I had a great time up at GDC (the annual Game Developers Conference) in San Francisco yesterday. Two things are clear: virtual reality is finally arriving, and it’s future’s so bright, we’ll soon all be wearing shades:
A few takeaways from my visit to a very VR-centric GDC:
I and many others stood in line for hours for the hottest VR demos, like the Oculus “Crescent Bay” experiences at the Nvidia booth. The highlight was “Thief in the Shadows,” a collaboration between Weta Digital, Epic Games, and Oculus, which brought to life CG assets from “The Hobbit: The Desolation of Smaug”.
As amazing as it was, it and the other high-end demos, such as the one in support of the just-announced Vive VR headset from HTC and Valve (which I heard was truly awesome), showcase a major schism in the brewing VR platform wars. The most impressive demos require high-end (and often complex) hardware that will not be within the reach of mainstream consumers any time soon. For example, “Thief in the Shadows” showcased the power of Nvidia’s just announced Titan X graphics card, the “world’s most advanced GPU,” with 12 GB of RAM and no pricing yet announced. (Assume thousands of dollars.) These high-end demos also require placement of sensors around the room, which enables position tracking, but ups the complexity greatly.
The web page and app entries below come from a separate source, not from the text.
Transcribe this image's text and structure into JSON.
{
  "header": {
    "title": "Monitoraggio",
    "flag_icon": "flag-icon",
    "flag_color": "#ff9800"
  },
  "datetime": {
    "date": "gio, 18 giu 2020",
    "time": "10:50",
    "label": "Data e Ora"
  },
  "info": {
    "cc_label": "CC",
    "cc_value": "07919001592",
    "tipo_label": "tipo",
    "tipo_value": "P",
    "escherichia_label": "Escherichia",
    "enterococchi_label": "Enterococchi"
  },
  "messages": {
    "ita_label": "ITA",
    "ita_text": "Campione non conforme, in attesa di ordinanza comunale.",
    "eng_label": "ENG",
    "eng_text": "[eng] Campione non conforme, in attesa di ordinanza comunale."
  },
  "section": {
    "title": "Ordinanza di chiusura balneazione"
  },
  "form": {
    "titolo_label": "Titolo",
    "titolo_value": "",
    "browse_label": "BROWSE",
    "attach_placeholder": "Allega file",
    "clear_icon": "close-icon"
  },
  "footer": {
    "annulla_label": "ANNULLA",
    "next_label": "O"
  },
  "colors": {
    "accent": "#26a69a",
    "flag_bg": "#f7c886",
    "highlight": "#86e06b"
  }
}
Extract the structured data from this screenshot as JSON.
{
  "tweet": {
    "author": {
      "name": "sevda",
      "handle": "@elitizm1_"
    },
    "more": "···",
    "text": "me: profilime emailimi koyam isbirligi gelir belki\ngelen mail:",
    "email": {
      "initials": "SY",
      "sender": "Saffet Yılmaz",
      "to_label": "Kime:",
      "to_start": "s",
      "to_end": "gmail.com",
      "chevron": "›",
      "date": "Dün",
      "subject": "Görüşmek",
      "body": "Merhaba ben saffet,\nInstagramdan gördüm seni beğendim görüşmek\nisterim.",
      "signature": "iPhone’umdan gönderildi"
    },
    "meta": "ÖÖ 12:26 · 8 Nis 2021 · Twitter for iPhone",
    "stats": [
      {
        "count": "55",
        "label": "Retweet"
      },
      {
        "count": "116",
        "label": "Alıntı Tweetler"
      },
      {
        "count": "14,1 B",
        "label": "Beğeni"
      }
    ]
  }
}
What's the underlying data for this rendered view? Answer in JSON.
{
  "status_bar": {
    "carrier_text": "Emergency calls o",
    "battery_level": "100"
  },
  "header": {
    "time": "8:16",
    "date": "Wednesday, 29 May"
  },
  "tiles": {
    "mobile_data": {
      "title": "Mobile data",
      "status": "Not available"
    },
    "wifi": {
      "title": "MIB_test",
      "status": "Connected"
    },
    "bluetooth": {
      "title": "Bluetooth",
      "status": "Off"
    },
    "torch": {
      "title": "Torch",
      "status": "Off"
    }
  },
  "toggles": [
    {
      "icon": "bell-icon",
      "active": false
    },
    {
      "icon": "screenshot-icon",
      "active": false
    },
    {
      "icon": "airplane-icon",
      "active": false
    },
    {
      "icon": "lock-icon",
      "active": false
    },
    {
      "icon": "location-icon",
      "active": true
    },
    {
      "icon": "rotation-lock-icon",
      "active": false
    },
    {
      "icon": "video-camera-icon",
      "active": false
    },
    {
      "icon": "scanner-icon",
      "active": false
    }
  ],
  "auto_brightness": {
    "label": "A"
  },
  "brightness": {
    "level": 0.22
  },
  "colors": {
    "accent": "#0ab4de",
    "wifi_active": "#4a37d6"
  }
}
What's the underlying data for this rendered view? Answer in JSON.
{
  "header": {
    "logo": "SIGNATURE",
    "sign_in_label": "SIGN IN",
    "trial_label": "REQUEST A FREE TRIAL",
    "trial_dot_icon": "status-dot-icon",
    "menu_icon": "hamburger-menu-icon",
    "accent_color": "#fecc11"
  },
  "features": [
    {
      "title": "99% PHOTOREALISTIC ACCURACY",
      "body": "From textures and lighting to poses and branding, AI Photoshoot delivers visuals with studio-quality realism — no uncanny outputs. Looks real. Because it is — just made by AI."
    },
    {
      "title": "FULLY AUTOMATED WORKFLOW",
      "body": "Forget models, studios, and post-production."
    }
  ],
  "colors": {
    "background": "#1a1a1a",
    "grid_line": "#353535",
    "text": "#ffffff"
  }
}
On the other side of the schism is the “Mobile VR” camp, which embraces the smartphone as the core of the experience, severing the dependence on cables, high-end PCs or consoles, and external tracking sensor arrays. Leaders in this camp include Samsung, with Gear VR (developed in partnership with Oculus), and Google, with “Cardboard” (an open-source hardware approach to creating a display that ranges in price from cheap to free). Both are very exciting, and seem certain to bring VR to millions of consumers well in advance of the high-end folks. There’s a great article today in Wired by David Pierce, entitled The Future of Virtual Reality is Inside Your Smartphone. It suggests not only that Mobile VR will go mainstream first, but that it will also drive the future, thanks to ever more powerful smartphones:
More importantly, your next smartphone is going to be really, really powerful, and it’ll probably have a 4K or better screen. The one after that? Forget about it. Mobile computing is on such an insane trajectory, says [Samsung’s Nick] DiCarlo, that you’d be crazy not to just jump on the rocketship. “It’s pretty easy to draw these curves where [a smartphone] starts being better than Xbox 360,” he says, “better than all these things we’re accustomed to, really really quickly. Stuff that is relatively new, and the phone is going to be more powerful than that in one, two, three, five, ten years.” If that’s true, he says, and all evidence supports that it is, “what else would you do?”
We are witnessing the birth of a new platform, a new mass medium. As with the web in 1994/95 and mobile and social in 2007/08, there’s a Wild West, Gold Rush excitement and energy. It’s a great time to be in Silicon Valley, and with the intensity of the competition already underway, it will be an amazing time to be a consumer of virtual reality.